• _Problem description_
Copy the entries that follow, exactly and completely.

• _Records supplied_
◆ ◆ ◆ ◆ ◆
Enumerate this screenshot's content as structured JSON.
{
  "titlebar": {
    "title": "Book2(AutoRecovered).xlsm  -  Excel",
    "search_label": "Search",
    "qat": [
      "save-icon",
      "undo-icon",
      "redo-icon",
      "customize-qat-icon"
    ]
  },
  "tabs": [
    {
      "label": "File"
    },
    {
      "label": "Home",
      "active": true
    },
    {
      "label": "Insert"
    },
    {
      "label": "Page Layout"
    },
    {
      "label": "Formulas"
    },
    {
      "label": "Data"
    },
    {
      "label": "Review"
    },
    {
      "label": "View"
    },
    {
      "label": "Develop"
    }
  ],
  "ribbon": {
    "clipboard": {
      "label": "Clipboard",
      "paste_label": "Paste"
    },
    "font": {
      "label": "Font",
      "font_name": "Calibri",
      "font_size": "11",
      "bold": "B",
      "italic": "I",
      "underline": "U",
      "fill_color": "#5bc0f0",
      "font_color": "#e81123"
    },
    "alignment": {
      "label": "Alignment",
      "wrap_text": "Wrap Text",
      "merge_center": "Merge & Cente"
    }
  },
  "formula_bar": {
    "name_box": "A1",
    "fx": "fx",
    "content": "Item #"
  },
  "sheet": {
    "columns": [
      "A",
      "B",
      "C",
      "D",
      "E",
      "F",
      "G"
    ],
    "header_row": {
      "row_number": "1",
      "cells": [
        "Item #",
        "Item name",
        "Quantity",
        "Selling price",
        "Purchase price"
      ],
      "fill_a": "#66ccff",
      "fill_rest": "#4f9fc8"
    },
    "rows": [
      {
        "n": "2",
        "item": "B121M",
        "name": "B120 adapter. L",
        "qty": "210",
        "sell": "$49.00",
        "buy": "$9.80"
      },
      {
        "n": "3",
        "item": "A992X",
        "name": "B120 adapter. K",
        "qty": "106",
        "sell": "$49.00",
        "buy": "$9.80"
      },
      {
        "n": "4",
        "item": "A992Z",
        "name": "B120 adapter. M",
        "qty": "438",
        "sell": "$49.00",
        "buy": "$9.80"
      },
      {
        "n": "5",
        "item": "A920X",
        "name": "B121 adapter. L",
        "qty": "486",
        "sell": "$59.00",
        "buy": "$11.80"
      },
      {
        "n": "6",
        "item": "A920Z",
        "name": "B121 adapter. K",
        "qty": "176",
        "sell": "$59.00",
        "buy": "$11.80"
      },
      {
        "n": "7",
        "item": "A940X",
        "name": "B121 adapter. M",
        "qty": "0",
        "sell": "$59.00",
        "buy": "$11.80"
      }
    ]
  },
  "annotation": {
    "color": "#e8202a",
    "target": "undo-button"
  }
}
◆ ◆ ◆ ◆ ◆
• _Finished exercise_
Enumerate this screenshot's content as structured JSON.
{
  "titlebar": {
    "title": "Book2(AutoRecovered).xlsm  -  Excel",
    "search_label": "Search",
    "qat": [
      "save-icon",
      "undo-icon",
      "redo-icon",
      "customize-qat-icon"
    ]
  },
  "tabs": [
    {
      "label": "File"
    },
    {
      "label": "Home",
      "active": true
    },
    {
      "label": "Insert"
    },
    {
      "label": "Page Layout"
    },
    {
      "label": "Formulas"
    },
    {
      "label": "Data"
    },
    {
      "label": "Review"
    },
    {
      "label": "View"
    },
    {
      "label": "Develop"
    }
  ],
  "ribbon": {
    "clipboard": {
      "label": "Clipboard",
      "paste_label": "Paste"
    },
    "font": {
      "label": "Font",
      "font_name": "Calibri",
      "font_size": "11",
      "bold": "B",
      "italic": "I",
      "underline": "U",
      "fill_color": "#5bc0f0",
      "font_color": "#e81123"
    },
    "alignment": {
      "label": "Alignment",
      "wrap_text": "Wrap Text",
      "merge_center": "Merge & Cente"
    }
  },
  "formula_bar": {
    "name_box": "A1",
    "fx": "fx",
    "content": "Item #"
  },
  "sheet": {
    "columns": [
      "A",
      "B",
      "C",
      "D",
      "E",
      "F",
      "G"
    ],
    "header_row": {
      "row_number": "1",
      "cells": [
        "Item #",
        "Item name",
        "Quantity",
        "Selling price",
        "Purchase price"
      ],
      "fill_a": "#66ccff",
      "fill_rest": "#4f9fc8"
    },
    "rows": [
      {
        "n": "2",
        "item": "B121M",
        "name": "B120 adapter. L",
        "qty": "210",
        "sell": "$49.00",
        "buy": "$9.80"
      },
      {
        "n": "3",
        "item": "A992X",
        "name": "B120 adapter. K",
        "qty": "106",
        "sell": "$49.00",
        "buy": "$9.80"
      },
      {
        "n": "4",
        "item": "A992Z",
        "name": "B120 adapter. M",
        "qty": "438",
        "sell": "$49.00",
        "buy": "$9.80"
      },
      {
        "n": "5",
        "item": "A920X",
        "name": "B121 adapter. L",
        "qty": "486",
        "sell": "$59.00",
        "buy": "$11.80"
      },
      {
        "n": "6",
        "item": "A920Z",
        "name": "B121 adapter. K",
        "qty": "176",
        "sell": "$59.00",
        "buy": "$11.80"
      },
      {
        "n": "7",
        "item": "A940X",
        "name": "B121 adapter. M",
        "qty": "0",
        "sell": "$59.00",
        "buy": "$11.80"
      }
    ]
  },
  "annotation": {
    "color": "#e8202a",
    "target": "undo-button"
  }
}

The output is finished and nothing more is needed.